Exercise description: Scan the entries below. Return every line that includes "JSON".

Material supplied:

- - - - -

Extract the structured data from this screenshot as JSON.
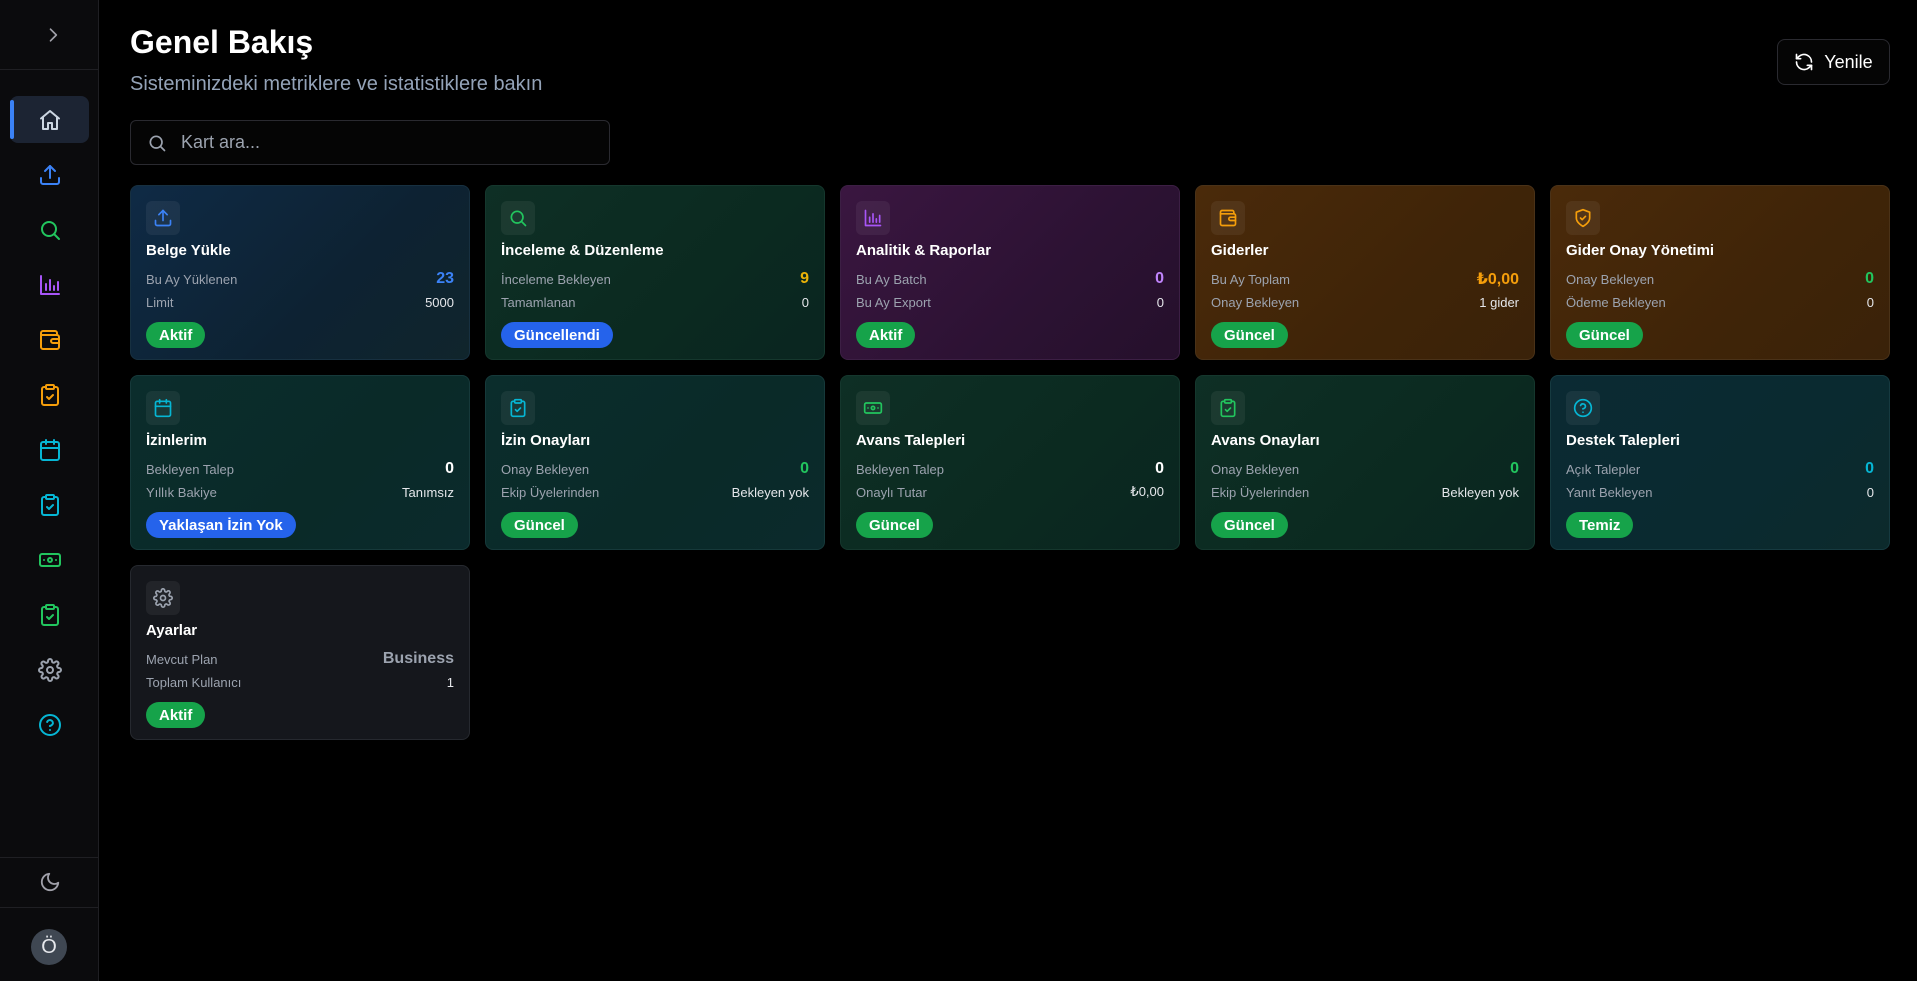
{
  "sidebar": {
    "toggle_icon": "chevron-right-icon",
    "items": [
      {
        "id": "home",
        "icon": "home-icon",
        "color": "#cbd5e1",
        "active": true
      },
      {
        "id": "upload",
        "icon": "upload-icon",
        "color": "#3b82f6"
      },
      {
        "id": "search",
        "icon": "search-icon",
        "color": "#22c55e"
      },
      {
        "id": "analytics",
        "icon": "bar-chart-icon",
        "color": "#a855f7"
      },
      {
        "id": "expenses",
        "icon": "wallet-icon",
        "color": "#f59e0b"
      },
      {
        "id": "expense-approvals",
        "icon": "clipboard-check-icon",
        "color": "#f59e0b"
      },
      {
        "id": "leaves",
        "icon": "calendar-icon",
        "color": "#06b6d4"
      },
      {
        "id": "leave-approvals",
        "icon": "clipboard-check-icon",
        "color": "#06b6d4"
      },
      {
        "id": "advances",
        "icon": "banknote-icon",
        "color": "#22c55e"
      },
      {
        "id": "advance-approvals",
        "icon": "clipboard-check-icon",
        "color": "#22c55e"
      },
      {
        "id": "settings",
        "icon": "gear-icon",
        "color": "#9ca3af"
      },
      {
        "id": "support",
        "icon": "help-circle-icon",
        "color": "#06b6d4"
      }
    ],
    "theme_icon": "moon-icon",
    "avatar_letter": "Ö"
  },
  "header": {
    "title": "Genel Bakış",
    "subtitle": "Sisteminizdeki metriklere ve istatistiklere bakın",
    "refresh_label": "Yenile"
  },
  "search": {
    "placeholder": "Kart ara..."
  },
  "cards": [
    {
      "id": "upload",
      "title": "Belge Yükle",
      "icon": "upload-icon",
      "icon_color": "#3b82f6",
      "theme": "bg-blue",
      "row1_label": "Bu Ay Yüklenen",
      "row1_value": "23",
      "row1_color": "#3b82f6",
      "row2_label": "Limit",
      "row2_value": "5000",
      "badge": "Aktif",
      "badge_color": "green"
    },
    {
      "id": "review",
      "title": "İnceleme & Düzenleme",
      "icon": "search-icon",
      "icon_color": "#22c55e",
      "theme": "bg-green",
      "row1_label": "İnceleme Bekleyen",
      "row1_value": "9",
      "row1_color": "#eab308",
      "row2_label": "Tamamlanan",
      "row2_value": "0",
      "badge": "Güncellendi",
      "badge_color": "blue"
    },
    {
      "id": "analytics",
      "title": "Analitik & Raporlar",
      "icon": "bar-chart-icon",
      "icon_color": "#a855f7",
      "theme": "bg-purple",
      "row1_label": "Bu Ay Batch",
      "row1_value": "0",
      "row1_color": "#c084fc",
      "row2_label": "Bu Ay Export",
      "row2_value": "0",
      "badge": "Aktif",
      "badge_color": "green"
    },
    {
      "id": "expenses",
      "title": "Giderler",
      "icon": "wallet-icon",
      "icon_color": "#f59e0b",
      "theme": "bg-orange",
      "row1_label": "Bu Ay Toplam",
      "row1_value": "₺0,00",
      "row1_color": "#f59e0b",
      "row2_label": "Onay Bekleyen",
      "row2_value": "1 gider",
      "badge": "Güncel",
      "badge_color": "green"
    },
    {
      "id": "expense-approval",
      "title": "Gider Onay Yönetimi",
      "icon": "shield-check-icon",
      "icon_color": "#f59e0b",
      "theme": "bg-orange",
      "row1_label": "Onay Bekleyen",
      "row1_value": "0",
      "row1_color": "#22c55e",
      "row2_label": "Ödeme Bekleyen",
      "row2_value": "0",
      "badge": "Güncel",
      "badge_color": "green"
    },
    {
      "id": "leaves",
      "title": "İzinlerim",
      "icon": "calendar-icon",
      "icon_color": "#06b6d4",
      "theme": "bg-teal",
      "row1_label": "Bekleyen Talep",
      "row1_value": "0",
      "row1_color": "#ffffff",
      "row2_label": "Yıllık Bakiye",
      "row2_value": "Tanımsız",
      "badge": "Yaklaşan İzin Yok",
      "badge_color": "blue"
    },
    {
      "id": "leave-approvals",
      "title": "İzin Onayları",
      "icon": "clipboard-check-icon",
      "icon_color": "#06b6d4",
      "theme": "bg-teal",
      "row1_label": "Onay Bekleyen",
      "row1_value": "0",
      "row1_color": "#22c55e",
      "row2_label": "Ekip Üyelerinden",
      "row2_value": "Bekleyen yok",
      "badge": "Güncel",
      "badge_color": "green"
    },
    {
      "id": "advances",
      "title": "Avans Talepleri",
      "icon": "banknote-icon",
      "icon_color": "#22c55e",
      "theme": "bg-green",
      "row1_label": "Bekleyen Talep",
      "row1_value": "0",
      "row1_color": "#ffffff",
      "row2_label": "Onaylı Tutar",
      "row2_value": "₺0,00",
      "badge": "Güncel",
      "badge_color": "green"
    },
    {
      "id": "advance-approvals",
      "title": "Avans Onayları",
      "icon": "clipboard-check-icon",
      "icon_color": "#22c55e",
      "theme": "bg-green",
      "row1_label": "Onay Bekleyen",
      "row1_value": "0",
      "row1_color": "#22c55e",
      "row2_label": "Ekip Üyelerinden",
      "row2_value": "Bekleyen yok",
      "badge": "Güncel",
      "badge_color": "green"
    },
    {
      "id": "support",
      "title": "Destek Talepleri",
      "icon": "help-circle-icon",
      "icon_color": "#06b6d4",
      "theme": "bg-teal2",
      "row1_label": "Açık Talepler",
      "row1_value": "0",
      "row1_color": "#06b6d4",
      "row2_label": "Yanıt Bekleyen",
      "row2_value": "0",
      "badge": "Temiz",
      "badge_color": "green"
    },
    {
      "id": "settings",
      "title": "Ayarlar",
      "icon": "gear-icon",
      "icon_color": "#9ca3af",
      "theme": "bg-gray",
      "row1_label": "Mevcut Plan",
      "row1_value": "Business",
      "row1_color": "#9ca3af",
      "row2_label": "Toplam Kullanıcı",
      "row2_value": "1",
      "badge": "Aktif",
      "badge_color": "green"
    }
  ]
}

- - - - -

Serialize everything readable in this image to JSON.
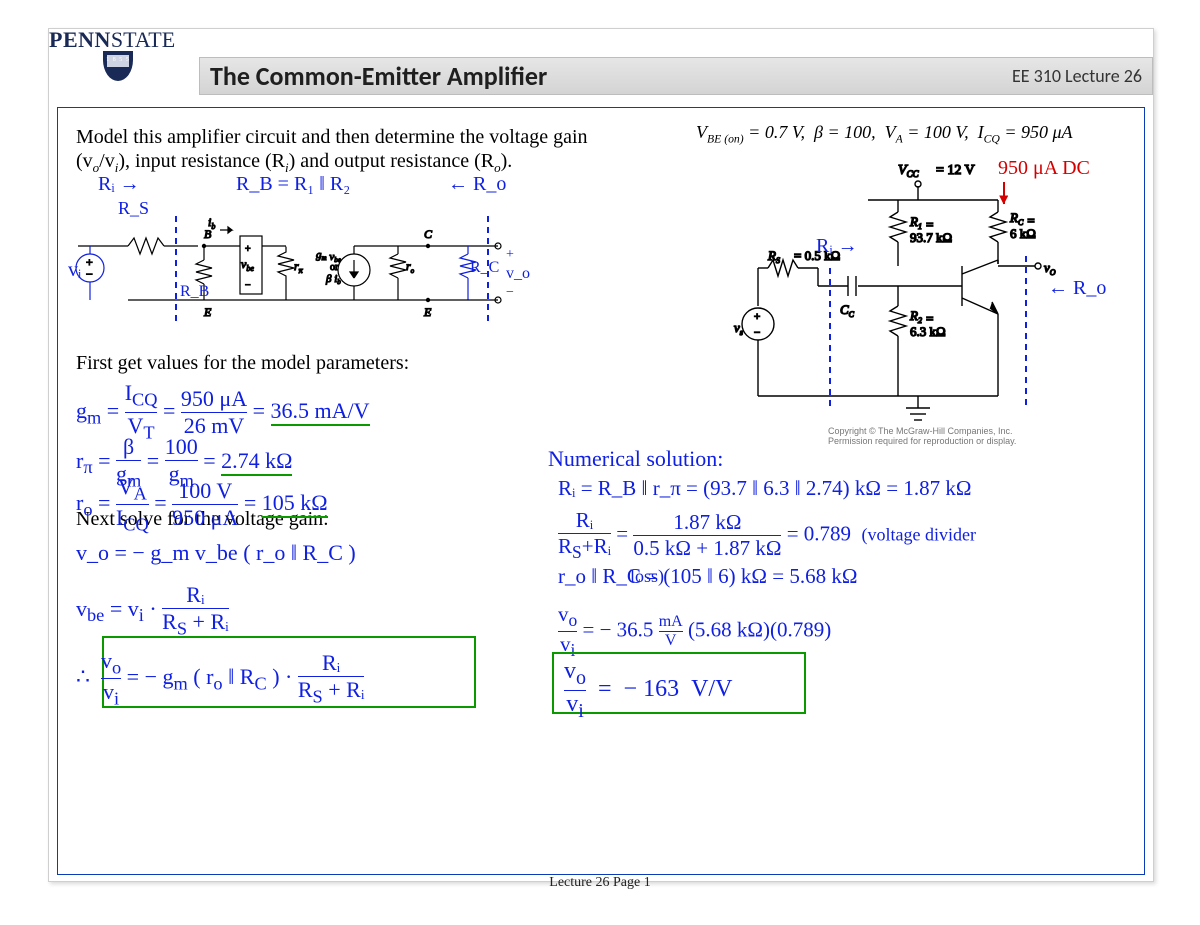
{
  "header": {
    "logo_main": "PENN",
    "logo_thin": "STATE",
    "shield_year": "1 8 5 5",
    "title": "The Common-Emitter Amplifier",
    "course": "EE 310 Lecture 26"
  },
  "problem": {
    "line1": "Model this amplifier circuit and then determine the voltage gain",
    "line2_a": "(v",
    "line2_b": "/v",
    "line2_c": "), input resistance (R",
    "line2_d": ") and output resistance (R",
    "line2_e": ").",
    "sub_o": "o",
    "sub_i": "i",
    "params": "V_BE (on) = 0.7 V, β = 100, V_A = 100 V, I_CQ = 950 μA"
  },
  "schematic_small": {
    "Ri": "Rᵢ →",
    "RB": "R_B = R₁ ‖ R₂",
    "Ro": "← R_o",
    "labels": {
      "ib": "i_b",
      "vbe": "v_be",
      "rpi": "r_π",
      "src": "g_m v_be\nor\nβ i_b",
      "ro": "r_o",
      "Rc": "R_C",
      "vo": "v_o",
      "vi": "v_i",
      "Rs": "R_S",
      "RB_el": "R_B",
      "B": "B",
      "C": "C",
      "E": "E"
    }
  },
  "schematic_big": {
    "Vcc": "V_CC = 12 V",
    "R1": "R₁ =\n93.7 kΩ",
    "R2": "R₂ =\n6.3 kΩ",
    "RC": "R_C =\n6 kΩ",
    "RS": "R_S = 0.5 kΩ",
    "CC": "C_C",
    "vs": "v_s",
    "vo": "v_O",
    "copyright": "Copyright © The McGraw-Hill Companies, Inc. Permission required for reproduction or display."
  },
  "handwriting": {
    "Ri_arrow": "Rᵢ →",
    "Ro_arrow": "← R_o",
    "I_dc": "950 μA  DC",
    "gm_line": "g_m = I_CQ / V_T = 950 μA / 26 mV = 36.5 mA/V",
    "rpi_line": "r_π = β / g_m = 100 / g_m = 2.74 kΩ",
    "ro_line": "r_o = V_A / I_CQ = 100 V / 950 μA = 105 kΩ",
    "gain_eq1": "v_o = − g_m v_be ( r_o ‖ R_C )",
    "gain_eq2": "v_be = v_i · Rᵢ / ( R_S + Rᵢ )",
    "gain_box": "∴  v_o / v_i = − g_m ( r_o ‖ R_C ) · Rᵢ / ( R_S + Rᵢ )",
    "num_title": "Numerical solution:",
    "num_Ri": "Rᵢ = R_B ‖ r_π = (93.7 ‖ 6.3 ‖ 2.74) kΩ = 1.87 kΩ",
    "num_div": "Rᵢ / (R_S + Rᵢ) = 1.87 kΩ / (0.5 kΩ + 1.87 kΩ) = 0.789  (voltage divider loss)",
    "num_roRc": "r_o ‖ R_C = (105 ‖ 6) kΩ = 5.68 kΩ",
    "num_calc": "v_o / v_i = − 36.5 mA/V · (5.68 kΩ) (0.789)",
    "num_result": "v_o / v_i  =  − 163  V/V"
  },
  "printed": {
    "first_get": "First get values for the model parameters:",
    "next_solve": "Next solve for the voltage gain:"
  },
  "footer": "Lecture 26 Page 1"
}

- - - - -

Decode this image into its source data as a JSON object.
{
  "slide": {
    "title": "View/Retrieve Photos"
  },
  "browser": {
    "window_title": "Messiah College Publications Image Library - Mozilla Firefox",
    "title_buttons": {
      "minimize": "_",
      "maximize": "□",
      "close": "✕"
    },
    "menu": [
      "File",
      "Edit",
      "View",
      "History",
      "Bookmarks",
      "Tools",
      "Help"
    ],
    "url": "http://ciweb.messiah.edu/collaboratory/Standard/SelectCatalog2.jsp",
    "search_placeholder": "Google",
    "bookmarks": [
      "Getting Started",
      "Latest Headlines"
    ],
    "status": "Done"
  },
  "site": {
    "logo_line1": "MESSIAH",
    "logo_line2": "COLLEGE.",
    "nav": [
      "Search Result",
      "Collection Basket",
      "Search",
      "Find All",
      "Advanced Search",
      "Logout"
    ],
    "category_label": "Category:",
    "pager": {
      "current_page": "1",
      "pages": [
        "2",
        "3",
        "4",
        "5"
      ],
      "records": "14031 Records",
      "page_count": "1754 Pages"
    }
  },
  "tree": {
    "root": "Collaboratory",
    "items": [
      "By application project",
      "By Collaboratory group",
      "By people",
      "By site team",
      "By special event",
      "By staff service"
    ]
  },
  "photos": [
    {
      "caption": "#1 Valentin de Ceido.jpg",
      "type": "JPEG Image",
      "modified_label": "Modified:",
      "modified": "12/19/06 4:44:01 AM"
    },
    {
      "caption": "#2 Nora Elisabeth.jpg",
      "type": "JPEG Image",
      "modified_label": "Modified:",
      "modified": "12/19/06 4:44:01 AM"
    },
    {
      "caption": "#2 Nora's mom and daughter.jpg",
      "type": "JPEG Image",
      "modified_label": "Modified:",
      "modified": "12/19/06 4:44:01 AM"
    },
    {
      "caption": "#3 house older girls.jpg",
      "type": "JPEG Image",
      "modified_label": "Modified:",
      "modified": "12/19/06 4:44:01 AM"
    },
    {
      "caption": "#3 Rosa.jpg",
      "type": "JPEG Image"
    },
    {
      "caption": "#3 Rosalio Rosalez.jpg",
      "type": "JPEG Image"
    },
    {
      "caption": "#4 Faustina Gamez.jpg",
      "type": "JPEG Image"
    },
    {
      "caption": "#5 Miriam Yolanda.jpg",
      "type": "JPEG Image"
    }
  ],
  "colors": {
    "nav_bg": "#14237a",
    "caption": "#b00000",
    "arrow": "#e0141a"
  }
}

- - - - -

Result of the exercise:
Extract the structured data from this screenshot as JSON.
Serialize everything readable in this image to JSON.
Decode this image into its source data as a JSON object.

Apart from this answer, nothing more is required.